It is not uncommon for dimmer switches to generate heat during use due to the electronic components within them. However, it is essential to recognise when the heat produced becomes dangerous and poses a potential hazard.
A dimmer switch may become too hot if it is overloaded, and internal temperatures can reach up to 90°C, causing potential risk. In these instances, the excessive heat can cause the plastic mounting on your wall to melt, compromising the integrity of your circuit and possibly posing a fire risk. If you notice any signs of burning or singed plastic, it is crucial to address the problem immediately.
The safety organisation Underwriters Laboratories (UL) states that dimmer switches are considered safe when operating at or below 195 degrees Fahrenheit (90 degrees Ceclsius). The average dimmer typically operates at around 140 degrees Fahrenheit (60 degrees Celsius). If you suspect your dimmer switch exceeds this recommended threshold, it is time to contact a qualified electrician.
To check for dangerous levels of heat, follow these steps:
- Turn off the electricity to the switch at the fuse box.
- Remove the switch’s cover and inspect around the switch box for any apparent insulation.
- If you find excessive insulation, use a plastic caulk knife to scrape it away from the box gently.
By doing this, you can help prevent heat from becoming trapped within the switch and causing potential issues. Always remember that safety is paramount, and if you have any concerns regarding the heat produced by your dimmer switch, seeking professional advice from an electrician is highly recommended.
Use of LED Bulbs
To minimise the risk of overheating, it’s essential to select energy-efficient light sources. One practical solution is to replace traditional incandescent bulbs with LED bulbs. LEDs are known for their energy efficiency, which will significantly reduce the load on your dimmer switch. This can help maintain a safe temperature, even during prolonged usage.
Quality of Product Selection
When choosing a dimmer switch, pay close attention to its wattage rating. Ensure that the combined wattage of all the light bulbs it will control is lower than the specified rating. Selecting a high-quality dimmer switch from a reputable manufacturer is also crucial, as it can help ensure adequate heat dissipation and performance.
Safe Installation Practices
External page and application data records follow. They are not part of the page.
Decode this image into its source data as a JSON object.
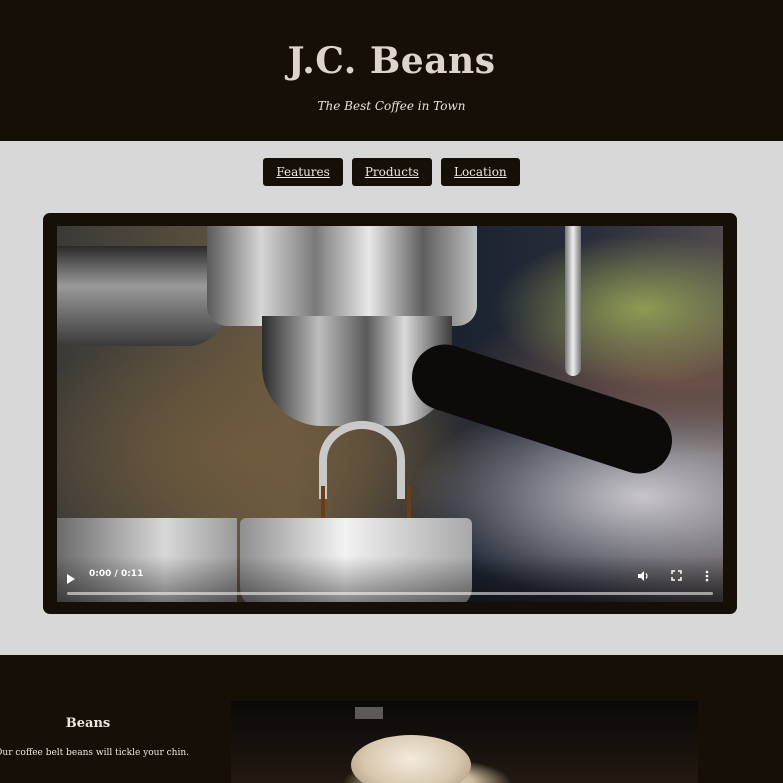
{
  "header": {
    "title": "J.C. Beans",
    "tagline": "The Best Coffee in Town"
  },
  "nav": {
    "items": [
      {
        "label": "Features"
      },
      {
        "label": "Products"
      },
      {
        "label": "Location"
      }
    ]
  },
  "video": {
    "time": "0:00 / 0:11",
    "progress": 0,
    "icons": [
      "play-icon",
      "volume-icon",
      "fullscreen-icon",
      "more-options-icon"
    ]
  },
  "features": {
    "items": [
      {
        "title": "Beans",
        "text": "Our coffee belt beans will tickle your chin."
      }
    ]
  },
  "colors": {
    "dark": "#150f07",
    "light": "#d8d8d8",
    "text": "#ddd5cb"
  }
}
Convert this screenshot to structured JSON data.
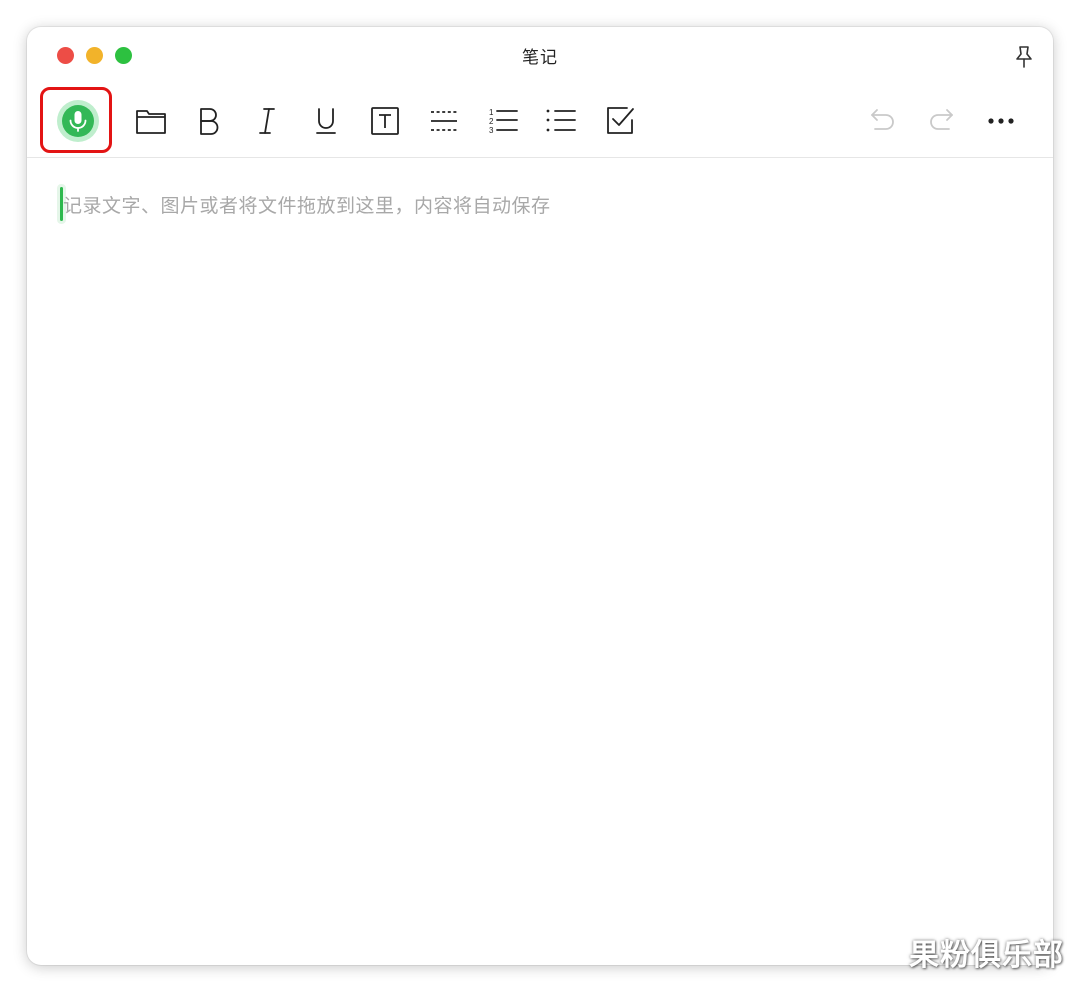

Lastly, it’s always prudent to engage the services of a qualified professional electrician to install your dimmer switch. Working with the electrical components of your home can be dangerous without proper knowledge and experience. A professional will be able to install the switch correctly, verify your wiring setup, and ensure that any potential safety hazards are addressed.